Work instruction — The lines to copy are those holding the string "likes" in the entries below.
──────── Source information ────────
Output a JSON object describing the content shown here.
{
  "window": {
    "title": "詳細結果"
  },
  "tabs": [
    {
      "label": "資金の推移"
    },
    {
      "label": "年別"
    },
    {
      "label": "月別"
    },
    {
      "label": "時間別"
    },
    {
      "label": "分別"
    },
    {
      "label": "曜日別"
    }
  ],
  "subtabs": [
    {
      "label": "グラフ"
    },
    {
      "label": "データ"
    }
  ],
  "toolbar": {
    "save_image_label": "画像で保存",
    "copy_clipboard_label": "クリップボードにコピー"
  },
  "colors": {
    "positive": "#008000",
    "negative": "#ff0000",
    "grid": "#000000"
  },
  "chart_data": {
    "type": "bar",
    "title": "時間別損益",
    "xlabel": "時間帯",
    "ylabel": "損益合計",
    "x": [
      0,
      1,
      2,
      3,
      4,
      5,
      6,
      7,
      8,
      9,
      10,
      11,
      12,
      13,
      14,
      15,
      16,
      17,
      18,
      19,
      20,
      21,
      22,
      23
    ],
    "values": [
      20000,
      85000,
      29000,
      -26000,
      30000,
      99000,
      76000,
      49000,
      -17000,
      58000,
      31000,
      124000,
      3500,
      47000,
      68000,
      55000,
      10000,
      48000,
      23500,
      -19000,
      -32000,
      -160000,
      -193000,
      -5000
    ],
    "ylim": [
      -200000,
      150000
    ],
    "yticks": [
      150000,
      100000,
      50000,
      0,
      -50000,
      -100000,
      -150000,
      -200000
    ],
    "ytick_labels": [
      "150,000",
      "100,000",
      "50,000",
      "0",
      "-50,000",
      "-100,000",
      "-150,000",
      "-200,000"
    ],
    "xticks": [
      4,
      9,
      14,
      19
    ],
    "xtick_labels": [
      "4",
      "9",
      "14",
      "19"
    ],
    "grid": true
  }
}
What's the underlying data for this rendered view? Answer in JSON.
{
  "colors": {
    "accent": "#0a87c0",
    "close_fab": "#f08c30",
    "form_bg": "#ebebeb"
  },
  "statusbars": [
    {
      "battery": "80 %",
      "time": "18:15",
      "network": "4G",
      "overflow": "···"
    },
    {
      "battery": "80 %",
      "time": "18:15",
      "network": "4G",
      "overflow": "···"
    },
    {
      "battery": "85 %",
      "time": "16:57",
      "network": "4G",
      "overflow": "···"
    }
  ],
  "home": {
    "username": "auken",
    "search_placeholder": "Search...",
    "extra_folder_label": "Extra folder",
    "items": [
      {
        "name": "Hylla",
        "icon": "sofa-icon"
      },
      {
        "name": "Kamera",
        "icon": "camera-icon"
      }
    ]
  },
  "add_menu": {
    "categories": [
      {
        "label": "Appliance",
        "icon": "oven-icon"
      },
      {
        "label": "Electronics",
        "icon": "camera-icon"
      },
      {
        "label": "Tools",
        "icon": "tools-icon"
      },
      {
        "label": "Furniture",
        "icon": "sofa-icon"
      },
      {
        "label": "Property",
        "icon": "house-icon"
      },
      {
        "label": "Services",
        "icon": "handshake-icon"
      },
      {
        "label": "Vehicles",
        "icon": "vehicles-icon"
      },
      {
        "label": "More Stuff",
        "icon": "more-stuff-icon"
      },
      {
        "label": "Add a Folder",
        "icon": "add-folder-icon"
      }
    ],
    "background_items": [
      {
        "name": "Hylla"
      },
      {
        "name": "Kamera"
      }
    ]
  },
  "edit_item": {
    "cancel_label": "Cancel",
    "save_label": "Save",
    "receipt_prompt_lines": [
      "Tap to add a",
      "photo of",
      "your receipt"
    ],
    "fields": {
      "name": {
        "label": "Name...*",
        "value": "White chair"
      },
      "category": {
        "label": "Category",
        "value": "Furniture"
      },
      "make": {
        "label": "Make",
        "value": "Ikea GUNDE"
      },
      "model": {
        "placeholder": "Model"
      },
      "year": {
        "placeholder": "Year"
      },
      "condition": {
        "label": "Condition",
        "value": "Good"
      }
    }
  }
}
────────
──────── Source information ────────
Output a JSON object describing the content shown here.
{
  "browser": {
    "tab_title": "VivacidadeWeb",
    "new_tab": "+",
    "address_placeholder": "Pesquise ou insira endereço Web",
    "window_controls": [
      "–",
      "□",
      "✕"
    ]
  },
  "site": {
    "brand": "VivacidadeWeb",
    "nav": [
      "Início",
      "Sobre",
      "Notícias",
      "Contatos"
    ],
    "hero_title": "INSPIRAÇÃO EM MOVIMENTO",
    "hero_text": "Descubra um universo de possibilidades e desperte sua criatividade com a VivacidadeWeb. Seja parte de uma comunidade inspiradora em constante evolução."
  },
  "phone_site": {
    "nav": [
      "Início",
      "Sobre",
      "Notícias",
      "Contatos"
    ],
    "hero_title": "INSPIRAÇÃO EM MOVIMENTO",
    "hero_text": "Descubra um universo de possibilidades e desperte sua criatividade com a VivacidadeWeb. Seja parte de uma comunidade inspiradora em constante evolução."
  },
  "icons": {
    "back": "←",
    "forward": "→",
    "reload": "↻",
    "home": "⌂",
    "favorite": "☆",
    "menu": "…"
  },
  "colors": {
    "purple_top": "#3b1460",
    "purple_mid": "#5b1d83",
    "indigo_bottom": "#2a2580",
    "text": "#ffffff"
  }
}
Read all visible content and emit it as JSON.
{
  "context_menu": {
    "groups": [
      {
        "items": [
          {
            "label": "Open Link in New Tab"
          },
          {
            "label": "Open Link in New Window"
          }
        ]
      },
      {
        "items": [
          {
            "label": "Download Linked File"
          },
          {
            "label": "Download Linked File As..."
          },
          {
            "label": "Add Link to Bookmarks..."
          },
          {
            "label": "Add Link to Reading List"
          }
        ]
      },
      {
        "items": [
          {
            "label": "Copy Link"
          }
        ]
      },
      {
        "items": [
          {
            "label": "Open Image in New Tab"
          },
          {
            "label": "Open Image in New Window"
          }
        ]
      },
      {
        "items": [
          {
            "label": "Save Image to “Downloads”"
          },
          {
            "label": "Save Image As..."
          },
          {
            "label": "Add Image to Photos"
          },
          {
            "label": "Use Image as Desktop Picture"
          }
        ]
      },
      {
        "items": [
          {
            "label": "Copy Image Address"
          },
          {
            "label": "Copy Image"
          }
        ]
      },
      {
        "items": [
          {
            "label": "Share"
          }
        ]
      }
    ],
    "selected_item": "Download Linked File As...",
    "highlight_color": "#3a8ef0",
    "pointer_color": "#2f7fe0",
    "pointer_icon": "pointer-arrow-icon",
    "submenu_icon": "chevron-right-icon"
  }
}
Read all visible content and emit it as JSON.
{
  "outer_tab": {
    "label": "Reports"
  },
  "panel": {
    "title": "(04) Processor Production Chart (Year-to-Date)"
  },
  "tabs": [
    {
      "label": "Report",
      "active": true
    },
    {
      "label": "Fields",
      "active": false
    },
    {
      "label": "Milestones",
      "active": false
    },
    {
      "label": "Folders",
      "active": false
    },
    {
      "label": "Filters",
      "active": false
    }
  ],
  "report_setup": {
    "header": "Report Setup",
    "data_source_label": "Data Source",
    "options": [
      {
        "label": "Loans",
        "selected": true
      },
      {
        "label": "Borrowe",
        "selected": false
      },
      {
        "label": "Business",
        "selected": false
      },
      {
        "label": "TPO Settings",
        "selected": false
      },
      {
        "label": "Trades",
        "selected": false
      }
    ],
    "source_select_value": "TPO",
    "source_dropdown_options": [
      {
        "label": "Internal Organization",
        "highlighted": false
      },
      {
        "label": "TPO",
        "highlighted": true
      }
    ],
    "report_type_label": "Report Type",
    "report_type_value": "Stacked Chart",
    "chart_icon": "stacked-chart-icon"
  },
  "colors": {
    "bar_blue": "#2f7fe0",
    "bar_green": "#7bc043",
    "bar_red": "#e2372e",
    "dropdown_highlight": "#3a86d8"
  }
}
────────
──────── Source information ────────
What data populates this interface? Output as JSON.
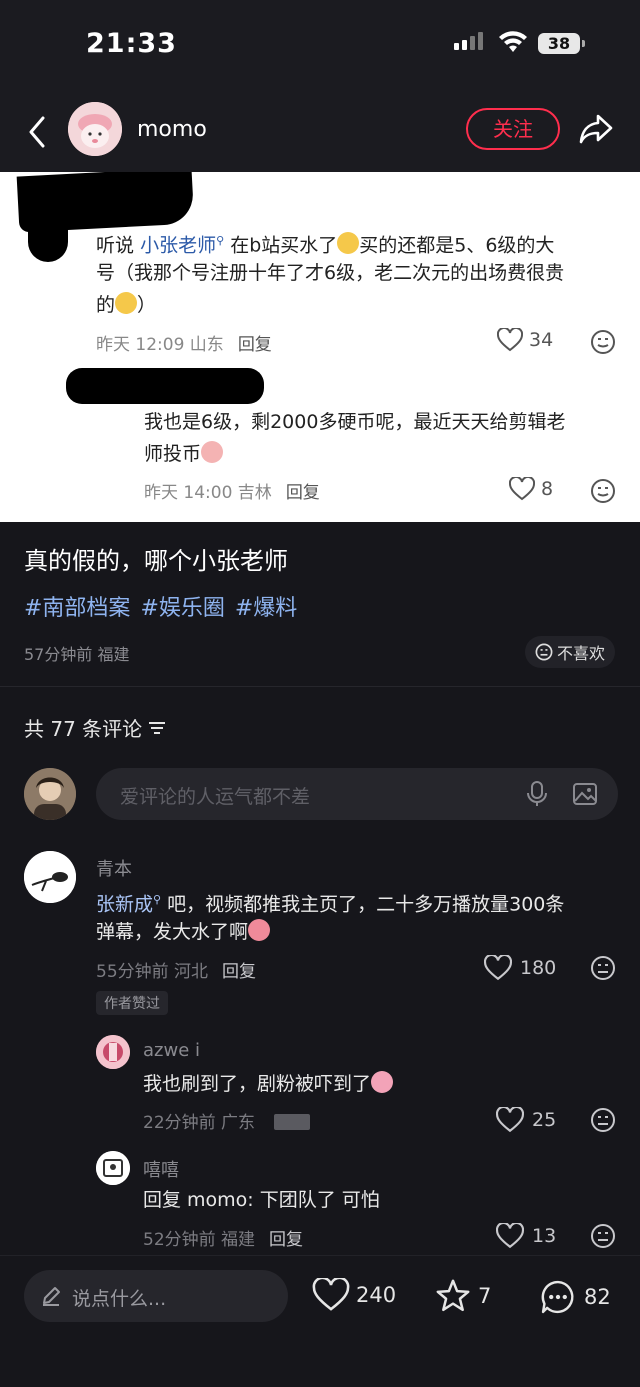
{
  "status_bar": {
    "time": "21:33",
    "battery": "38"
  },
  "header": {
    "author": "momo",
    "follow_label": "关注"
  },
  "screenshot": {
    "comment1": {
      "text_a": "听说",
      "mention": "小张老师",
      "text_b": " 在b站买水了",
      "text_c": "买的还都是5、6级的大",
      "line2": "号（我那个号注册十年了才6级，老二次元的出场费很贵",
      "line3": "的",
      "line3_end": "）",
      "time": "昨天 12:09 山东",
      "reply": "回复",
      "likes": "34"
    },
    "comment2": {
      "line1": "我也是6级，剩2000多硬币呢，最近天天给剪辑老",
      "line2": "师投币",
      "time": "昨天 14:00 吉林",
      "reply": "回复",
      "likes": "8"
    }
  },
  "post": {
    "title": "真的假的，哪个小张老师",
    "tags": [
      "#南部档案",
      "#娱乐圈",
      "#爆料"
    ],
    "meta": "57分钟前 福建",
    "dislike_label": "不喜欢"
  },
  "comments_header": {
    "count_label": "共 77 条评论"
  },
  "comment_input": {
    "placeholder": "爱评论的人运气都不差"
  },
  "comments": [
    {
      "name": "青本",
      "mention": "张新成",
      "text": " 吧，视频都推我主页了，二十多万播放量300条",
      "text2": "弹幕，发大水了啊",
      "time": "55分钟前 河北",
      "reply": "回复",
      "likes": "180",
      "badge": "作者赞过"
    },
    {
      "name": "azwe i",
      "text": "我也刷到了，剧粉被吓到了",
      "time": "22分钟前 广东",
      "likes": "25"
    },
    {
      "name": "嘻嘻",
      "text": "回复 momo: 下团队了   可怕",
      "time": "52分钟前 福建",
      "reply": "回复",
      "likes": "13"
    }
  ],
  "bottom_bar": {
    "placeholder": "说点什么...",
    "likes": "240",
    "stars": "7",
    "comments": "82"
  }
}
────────
Exercise answer —
      "likes": "34"
      "likes": "8"
      "likes": "180",
      "likes": "25"
      "likes": "13"
    "likes": "240",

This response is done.